[Task inputs — start]

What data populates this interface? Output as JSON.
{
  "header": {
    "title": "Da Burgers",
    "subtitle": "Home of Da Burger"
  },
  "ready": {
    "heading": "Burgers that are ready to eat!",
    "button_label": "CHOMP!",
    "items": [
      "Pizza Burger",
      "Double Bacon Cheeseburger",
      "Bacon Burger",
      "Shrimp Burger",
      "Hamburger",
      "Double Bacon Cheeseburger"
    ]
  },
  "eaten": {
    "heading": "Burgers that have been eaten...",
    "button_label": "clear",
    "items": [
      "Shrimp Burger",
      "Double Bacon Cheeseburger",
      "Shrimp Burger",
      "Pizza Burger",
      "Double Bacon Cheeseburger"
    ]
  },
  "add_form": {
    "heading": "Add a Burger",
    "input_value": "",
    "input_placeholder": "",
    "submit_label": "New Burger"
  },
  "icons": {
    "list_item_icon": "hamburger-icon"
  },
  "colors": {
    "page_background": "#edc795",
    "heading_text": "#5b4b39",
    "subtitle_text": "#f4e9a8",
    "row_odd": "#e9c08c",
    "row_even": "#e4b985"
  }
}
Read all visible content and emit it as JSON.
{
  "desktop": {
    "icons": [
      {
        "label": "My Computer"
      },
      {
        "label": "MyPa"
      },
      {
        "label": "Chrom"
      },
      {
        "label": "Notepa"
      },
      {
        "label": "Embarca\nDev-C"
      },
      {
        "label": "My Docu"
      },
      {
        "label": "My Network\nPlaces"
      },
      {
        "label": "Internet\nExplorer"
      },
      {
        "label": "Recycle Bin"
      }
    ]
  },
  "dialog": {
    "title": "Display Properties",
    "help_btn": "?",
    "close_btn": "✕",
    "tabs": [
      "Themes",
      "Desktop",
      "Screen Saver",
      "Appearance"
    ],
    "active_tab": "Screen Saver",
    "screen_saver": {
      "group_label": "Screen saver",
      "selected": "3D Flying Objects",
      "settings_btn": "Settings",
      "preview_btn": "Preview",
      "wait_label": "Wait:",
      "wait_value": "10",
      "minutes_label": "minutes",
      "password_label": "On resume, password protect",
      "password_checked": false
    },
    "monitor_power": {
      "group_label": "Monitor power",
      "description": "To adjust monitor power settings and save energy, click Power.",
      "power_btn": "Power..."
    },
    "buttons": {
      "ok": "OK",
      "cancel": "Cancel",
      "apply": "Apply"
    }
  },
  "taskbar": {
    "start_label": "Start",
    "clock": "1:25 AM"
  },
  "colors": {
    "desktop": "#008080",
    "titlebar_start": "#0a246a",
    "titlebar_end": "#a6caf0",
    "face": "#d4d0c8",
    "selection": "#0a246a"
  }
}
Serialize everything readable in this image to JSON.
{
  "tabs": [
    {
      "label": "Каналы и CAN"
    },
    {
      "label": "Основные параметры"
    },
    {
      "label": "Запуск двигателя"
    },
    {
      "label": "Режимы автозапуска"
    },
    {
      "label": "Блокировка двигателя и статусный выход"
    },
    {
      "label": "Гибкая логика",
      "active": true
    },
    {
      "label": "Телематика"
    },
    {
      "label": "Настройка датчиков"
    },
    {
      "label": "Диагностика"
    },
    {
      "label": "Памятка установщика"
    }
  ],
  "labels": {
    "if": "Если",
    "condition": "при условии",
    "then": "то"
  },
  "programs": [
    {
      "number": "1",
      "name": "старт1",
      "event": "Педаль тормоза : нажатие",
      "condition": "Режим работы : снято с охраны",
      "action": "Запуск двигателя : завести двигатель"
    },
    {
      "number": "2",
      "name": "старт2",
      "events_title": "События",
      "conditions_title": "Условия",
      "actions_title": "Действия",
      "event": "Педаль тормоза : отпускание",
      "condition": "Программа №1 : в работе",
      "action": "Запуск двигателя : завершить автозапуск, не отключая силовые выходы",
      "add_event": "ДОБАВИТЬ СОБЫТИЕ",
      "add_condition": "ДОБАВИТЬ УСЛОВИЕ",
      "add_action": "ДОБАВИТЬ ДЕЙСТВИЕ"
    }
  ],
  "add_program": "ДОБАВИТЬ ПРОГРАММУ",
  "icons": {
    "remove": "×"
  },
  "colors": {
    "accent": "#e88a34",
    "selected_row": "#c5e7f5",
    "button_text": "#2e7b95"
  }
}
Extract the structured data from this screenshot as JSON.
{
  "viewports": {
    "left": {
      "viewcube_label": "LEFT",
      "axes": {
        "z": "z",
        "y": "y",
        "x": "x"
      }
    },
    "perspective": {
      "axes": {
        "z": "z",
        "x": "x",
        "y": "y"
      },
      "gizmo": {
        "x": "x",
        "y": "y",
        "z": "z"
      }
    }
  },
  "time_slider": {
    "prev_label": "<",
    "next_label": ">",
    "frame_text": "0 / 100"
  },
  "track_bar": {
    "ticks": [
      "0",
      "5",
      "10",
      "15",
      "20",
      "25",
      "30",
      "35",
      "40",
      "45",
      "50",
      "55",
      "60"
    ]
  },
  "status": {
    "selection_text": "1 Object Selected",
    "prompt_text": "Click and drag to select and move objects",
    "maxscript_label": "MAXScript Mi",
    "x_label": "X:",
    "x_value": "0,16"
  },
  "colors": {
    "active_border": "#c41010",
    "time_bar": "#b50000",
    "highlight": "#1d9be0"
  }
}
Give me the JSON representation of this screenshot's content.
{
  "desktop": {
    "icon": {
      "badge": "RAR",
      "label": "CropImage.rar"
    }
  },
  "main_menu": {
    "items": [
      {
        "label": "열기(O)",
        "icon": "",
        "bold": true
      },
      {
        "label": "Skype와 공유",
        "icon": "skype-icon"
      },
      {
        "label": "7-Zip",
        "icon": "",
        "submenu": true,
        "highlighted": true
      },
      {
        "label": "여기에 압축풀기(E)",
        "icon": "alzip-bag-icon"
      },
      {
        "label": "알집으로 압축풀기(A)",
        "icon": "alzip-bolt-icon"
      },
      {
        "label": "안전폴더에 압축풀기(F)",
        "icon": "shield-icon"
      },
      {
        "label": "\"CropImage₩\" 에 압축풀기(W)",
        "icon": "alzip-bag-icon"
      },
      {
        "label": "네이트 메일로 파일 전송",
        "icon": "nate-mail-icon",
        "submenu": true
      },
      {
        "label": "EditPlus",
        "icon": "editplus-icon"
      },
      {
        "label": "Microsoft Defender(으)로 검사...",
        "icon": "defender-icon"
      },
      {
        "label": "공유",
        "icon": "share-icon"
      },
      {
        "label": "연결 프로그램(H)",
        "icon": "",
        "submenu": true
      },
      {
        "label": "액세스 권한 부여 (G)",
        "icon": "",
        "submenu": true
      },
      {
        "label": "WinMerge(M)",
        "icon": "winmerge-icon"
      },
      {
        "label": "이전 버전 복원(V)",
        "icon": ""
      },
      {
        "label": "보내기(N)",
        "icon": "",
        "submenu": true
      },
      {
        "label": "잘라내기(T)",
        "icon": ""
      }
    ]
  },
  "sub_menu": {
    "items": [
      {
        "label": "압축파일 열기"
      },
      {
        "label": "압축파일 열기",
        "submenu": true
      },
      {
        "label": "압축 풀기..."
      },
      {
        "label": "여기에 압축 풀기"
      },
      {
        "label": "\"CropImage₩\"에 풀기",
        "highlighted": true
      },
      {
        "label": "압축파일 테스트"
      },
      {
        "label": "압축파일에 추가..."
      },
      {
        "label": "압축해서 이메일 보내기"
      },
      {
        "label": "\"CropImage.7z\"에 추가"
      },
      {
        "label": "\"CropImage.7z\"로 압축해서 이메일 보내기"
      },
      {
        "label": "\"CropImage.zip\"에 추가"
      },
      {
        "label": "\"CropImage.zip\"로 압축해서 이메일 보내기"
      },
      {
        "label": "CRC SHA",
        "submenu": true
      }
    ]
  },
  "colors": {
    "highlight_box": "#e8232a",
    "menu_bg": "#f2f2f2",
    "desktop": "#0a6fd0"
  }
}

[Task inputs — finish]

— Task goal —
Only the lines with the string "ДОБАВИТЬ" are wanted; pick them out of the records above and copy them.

— Task answer —
      "add_event": "ДОБАВИТЬ СОБЫТИЕ",
      "add_condition": "ДОБАВИТЬ УСЛОВИЕ",
      "add_action": "ДОБАВИТЬ ДЕЙСТВИЕ"
  "add_program": "ДОБАВИТЬ ПРОГРАММУ",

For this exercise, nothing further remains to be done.